### TASK INSTRUCTIONS:
An exact copy of the listing below is required, minus its pictures.

━━━━━━━━━━━━━━━━━━━━

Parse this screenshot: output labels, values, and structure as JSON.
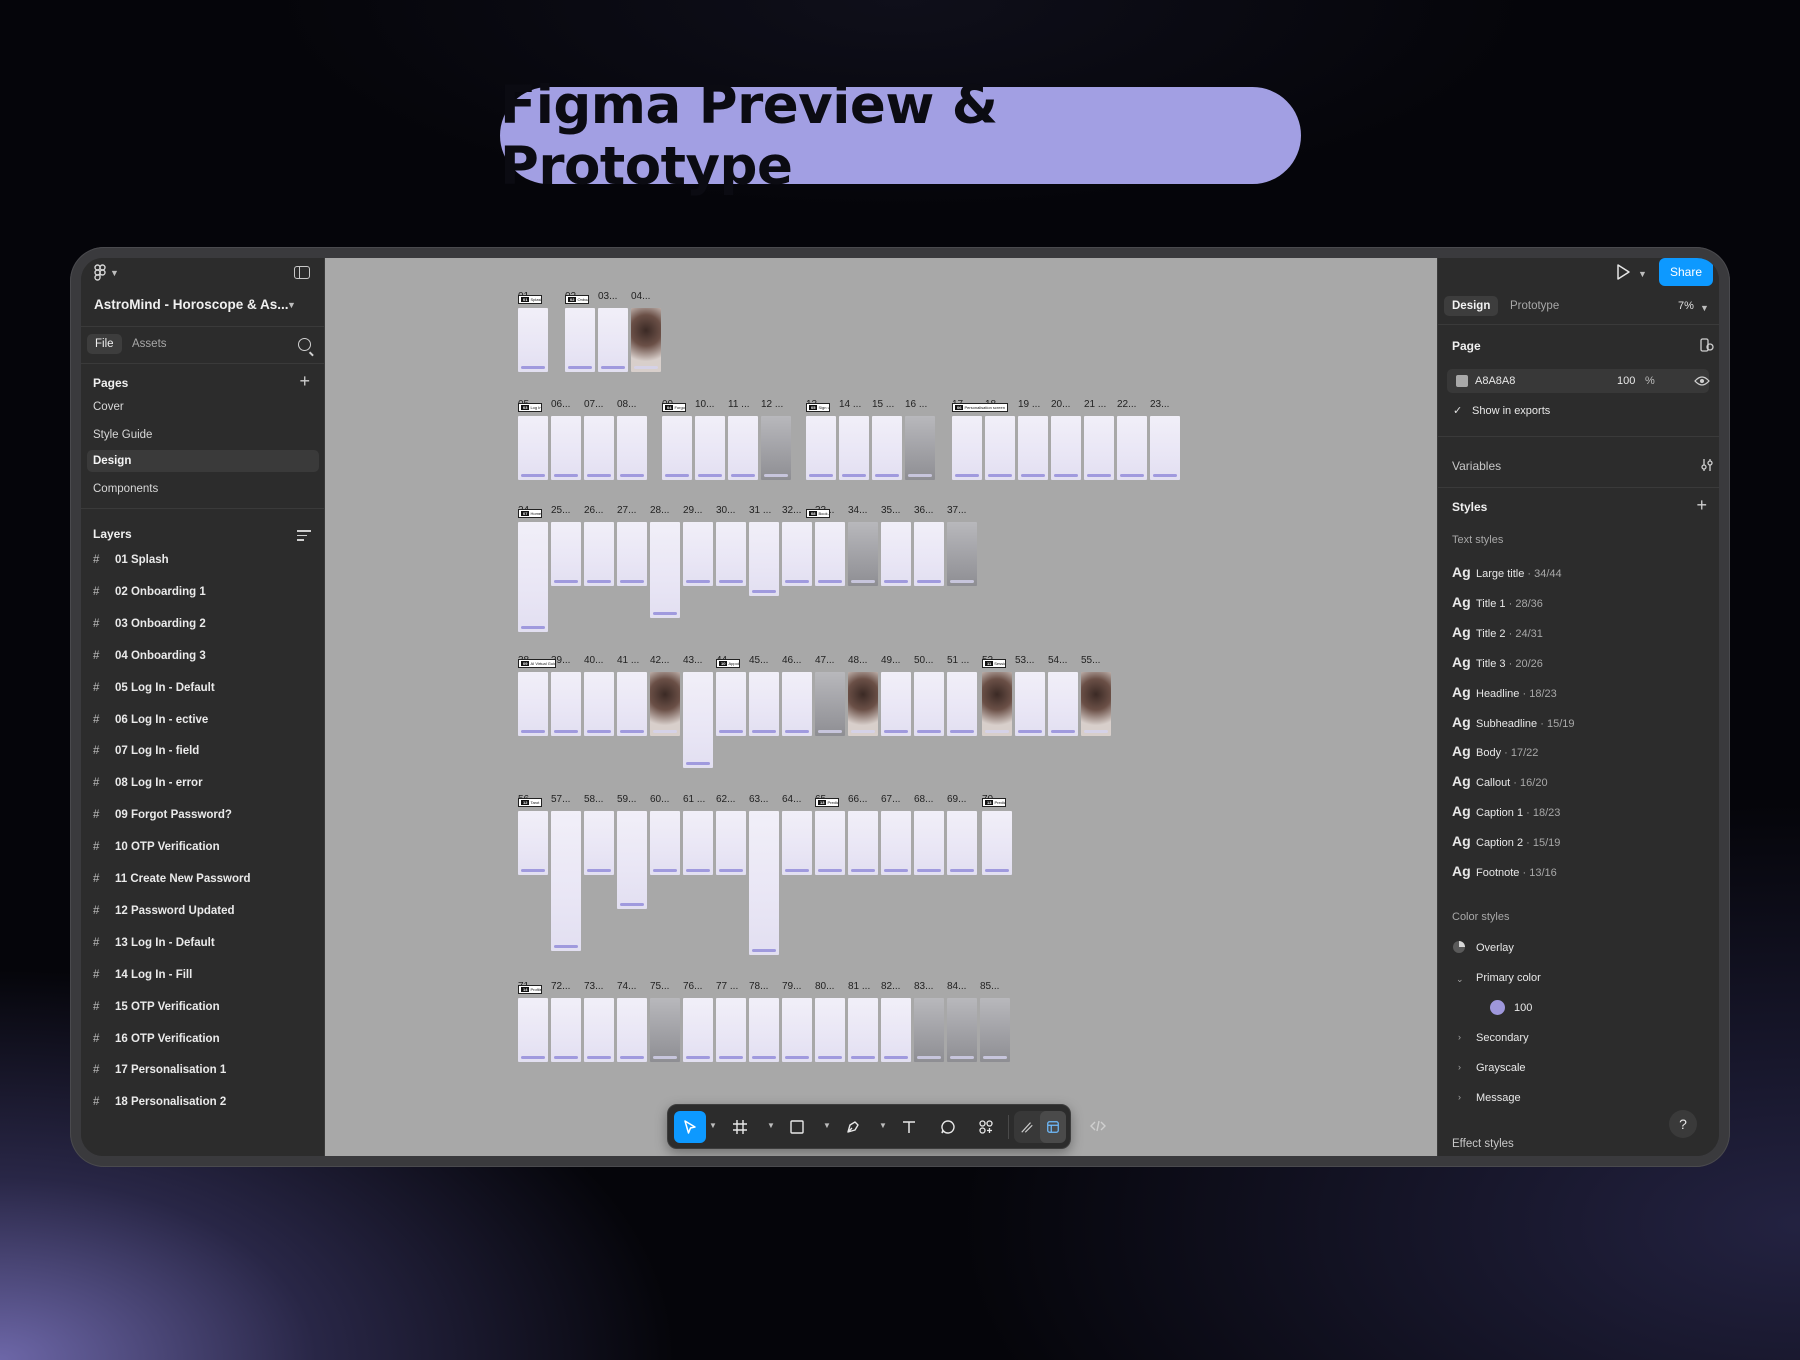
{
  "hero": {
    "title": "Figma Preview & Prototype"
  },
  "left_panel": {
    "file_title": "AstroMind - Horoscope & As...",
    "tabs": {
      "file": "File",
      "assets": "Assets"
    },
    "pages_heading": "Pages",
    "pages": [
      "Cover",
      "Style Guide",
      "Design",
      "Components"
    ],
    "active_page": "Design",
    "layers_heading": "Layers",
    "layers": [
      "01 Splash",
      "02 Onboarding 1",
      "03 Onboarding 2",
      "04 Onboarding 3",
      "05 Log In - Default",
      "06 Log In - ective",
      "07 Log In - field",
      "08 Log In - error",
      "09 Forgot Password?",
      "10 OTP Verification",
      "11 Create New Password",
      "12 Password Updated",
      "13 Log In - Default",
      "14 Log In - Fill",
      "15 OTP Verification",
      "16 OTP Verification",
      "17 Personalisation 1",
      "18 Personalisation 2"
    ]
  },
  "canvas": {
    "background": "#A8A8A8",
    "frame_labels": {
      "row1": [
        "01...",
        "02...",
        "03...",
        "04..."
      ],
      "row2": [
        "05...",
        "06...",
        "07...",
        "08...",
        "09...",
        "10...",
        "11 ...",
        "12 ...",
        "13 ...",
        "14 ...",
        "15 ...",
        "16 ...",
        "17 ...",
        "18 ...",
        "19 ...",
        "20...",
        "21 ...",
        "22...",
        "23..."
      ],
      "row3": [
        "24...",
        "25...",
        "26...",
        "27...",
        "28...",
        "29...",
        "30...",
        "31 ...",
        "32...",
        "33...",
        "34...",
        "35...",
        "36...",
        "37..."
      ],
      "row4": [
        "38...",
        "39...",
        "40...",
        "41 ...",
        "42...",
        "43...",
        "44...",
        "45...",
        "46...",
        "47...",
        "48...",
        "49...",
        "50...",
        "51 ...",
        "52...",
        "53...",
        "54...",
        "55..."
      ],
      "row5": [
        "56...",
        "57...",
        "58...",
        "59...",
        "60...",
        "61 ...",
        "62...",
        "63...",
        "64...",
        "65...",
        "66...",
        "67...",
        "68...",
        "69...",
        "70..."
      ],
      "row6": [
        "71 ...",
        "72...",
        "73...",
        "74...",
        "75...",
        "76...",
        "77 ...",
        "78...",
        "79...",
        "80...",
        "81 ...",
        "82...",
        "83...",
        "84...",
        "85..."
      ]
    },
    "group_tags": [
      "Splash",
      "Onboarding",
      "Log In",
      "Forgot Password",
      "Sign up",
      "Personalisation screen",
      "Home screen",
      "Book Appointment",
      "AI Virtual Guide",
      "Appointment",
      "Session",
      "Tarot",
      "Predictions",
      "Profile"
    ],
    "group_numbers": [
      "01",
      "02",
      "03",
      "04",
      "05",
      "06",
      "07",
      "08",
      "09",
      "10",
      "11",
      "12",
      "13",
      "14"
    ]
  },
  "toolbar": {
    "tools": [
      "move-tool",
      "frame-tool",
      "shape-tool",
      "pen-tool",
      "text-tool",
      "comment-tool",
      "actions-tool",
      "draw-mode",
      "design-mode",
      "dev-mode"
    ],
    "active_tool": "move-tool",
    "accent": "#0D99FF"
  },
  "right_panel": {
    "share_label": "Share",
    "tabs": {
      "design": "Design",
      "prototype": "Prototype"
    },
    "zoom": "7%",
    "page_heading": "Page",
    "page_color": {
      "hex": "A8A8A8",
      "opacity": "100",
      "unit": "%"
    },
    "show_in_exports": "Show in exports",
    "variables_heading": "Variables",
    "styles_heading": "Styles",
    "text_styles_heading": "Text styles",
    "text_styles": [
      {
        "ag": "Ag",
        "name": "Large title",
        "meta": "34/44"
      },
      {
        "ag": "Ag",
        "name": "Title 1",
        "meta": "28/36"
      },
      {
        "ag": "Ag",
        "name": "Title 2",
        "meta": "24/31"
      },
      {
        "ag": "Ag",
        "name": "Title 3",
        "meta": "20/26"
      },
      {
        "ag": "Ag",
        "name": "Headline",
        "meta": "18/23"
      },
      {
        "ag": "Ag",
        "name": "Subheadline",
        "meta": "15/19"
      },
      {
        "ag": "Ag",
        "name": "Body",
        "meta": "17/22"
      },
      {
        "ag": "Ag",
        "name": "Callout",
        "meta": "16/20"
      },
      {
        "ag": "Ag",
        "name": "Caption 1",
        "meta": "18/23"
      },
      {
        "ag": "Ag",
        "name": "Caption 2",
        "meta": "15/19"
      },
      {
        "ag": "Ag",
        "name": "Footnote",
        "meta": "13/16"
      }
    ],
    "color_styles_heading": "Color styles",
    "color_styles": {
      "overlay": "Overlay",
      "primary": "Primary color",
      "primary_100": "100",
      "primary_100_color": "#9E97DB",
      "secondary": "Secondary",
      "grayscale": "Grayscale",
      "message": "Message"
    },
    "effect_styles_heading": "Effect styles",
    "help": "?"
  },
  "colors": {
    "hero_pill": "#A29FE3",
    "accent": "#0D99FF",
    "panel_bg": "#2C2C2C"
  }
}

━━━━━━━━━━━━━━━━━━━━

### ANSWER TO THE EXERCISE:
Parse this screenshot: output labels, values, and structure as JSON.
{
  "hero": {
    "title": "Figma Preview & Prototype"
  },
  "left_panel": {
    "file_title": "AstroMind - Horoscope & As...",
    "tabs": {
      "file": "File",
      "assets": "Assets"
    },
    "pages_heading": "Pages",
    "pages": [
      "Cover",
      "Style Guide",
      "Design",
      "Components"
    ],
    "active_page": "Design",
    "layers_heading": "Layers",
    "layers": [
      "01 Splash",
      "02 Onboarding 1",
      "03 Onboarding 2",
      "04 Onboarding 3",
      "05 Log In - Default",
      "06 Log In - ective",
      "07 Log In - field",
      "08 Log In - error",
      "09 Forgot Password?",
      "10 OTP Verification",
      "11 Create New Password",
      "12 Password Updated",
      "13 Log In - Default",
      "14 Log In - Fill",
      "15 OTP Verification",
      "16 OTP Verification",
      "17 Personalisation 1",
      "18 Personalisation 2"
    ]
  },
  "canvas": {
    "background": "#A8A8A8",
    "frame_labels": {
      "row1": [
        "01...",
        "02...",
        "03...",
        "04..."
      ],
      "row2": [
        "05...",
        "06...",
        "07...",
        "08...",
        "09...",
        "10...",
        "11 ...",
        "12 ...",
        "13 ...",
        "14 ...",
        "15 ...",
        "16 ...",
        "17 ...",
        "18 ...",
        "19 ...",
        "20...",
        "21 ...",
        "22...",
        "23..."
      ],
      "row3": [
        "24...",
        "25...",
        "26...",
        "27...",
        "28...",
        "29...",
        "30...",
        "31 ...",
        "32...",
        "33...",
        "34...",
        "35...",
        "36...",
        "37..."
      ],
      "row4": [
        "38...",
        "39...",
        "40...",
        "41 ...",
        "42...",
        "43...",
        "44...",
        "45...",
        "46...",
        "47...",
        "48...",
        "49...",
        "50...",
        "51 ...",
        "52...",
        "53...",
        "54...",
        "55..."
      ],
      "row5": [
        "56...",
        "57...",
        "58...",
        "59...",
        "60...",
        "61 ...",
        "62...",
        "63...",
        "64...",
        "65...",
        "66...",
        "67...",
        "68...",
        "69...",
        "70..."
      ],
      "row6": [
        "71 ...",
        "72...",
        "73...",
        "74...",
        "75...",
        "76...",
        "77 ...",
        "78...",
        "79...",
        "80...",
        "81 ...",
        "82...",
        "83...",
        "84...",
        "85..."
      ]
    },
    "group_tags": [
      "Splash",
      "Onboarding",
      "Log In",
      "Forgot Password",
      "Sign up",
      "Personalisation screen",
      "Home screen",
      "Book Appointment",
      "AI Virtual Guide",
      "Appointment",
      "Session",
      "Tarot",
      "Predictions",
      "Profile"
    ],
    "group_numbers": [
      "01",
      "02",
      "03",
      "04",
      "05",
      "06",
      "07",
      "08",
      "09",
      "10",
      "11",
      "12",
      "13",
      "14"
    ]
  },
  "toolbar": {
    "tools": [
      "move-tool",
      "frame-tool",
      "shape-tool",
      "pen-tool",
      "text-tool",
      "comment-tool",
      "actions-tool",
      "draw-mode",
      "design-mode",
      "dev-mode"
    ],
    "active_tool": "move-tool",
    "accent": "#0D99FF"
  },
  "right_panel": {
    "share_label": "Share",
    "tabs": {
      "design": "Design",
      "prototype": "Prototype"
    },
    "zoom": "7%",
    "page_heading": "Page",
    "page_color": {
      "hex": "A8A8A8",
      "opacity": "100",
      "unit": "%"
    },
    "show_in_exports": "Show in exports",
    "variables_heading": "Variables",
    "styles_heading": "Styles",
    "text_styles_heading": "Text styles",
    "text_styles": [
      {
        "ag": "Ag",
        "name": "Large title",
        "meta": "34/44"
      },
      {
        "ag": "Ag",
        "name": "Title 1",
        "meta": "28/36"
      },
      {
        "ag": "Ag",
        "name": "Title 2",
        "meta": "24/31"
      },
      {
        "ag": "Ag",
        "name": "Title 3",
        "meta": "20/26"
      },
      {
        "ag": "Ag",
        "name": "Headline",
        "meta": "18/23"
      },
      {
        "ag": "Ag",
        "name": "Subheadline",
        "meta": "15/19"
      },
      {
        "ag": "Ag",
        "name": "Body",
        "meta": "17/22"
      },
      {
        "ag": "Ag",
        "name": "Callout",
        "meta": "16/20"
      },
      {
        "ag": "Ag",
        "name": "Caption 1",
        "meta": "18/23"
      },
      {
        "ag": "Ag",
        "name": "Caption 2",
        "meta": "15/19"
      },
      {
        "ag": "Ag",
        "name": "Footnote",
        "meta": "13/16"
      }
    ],
    "color_styles_heading": "Color styles",
    "color_styles": {
      "overlay": "Overlay",
      "primary": "Primary color",
      "primary_100": "100",
      "primary_100_color": "#9E97DB",
      "secondary": "Secondary",
      "grayscale": "Grayscale",
      "message": "Message"
    },
    "effect_styles_heading": "Effect styles",
    "help": "?"
  },
  "colors": {
    "hero_pill": "#A29FE3",
    "accent": "#0D99FF",
    "panel_bg": "#2C2C2C"
  }
}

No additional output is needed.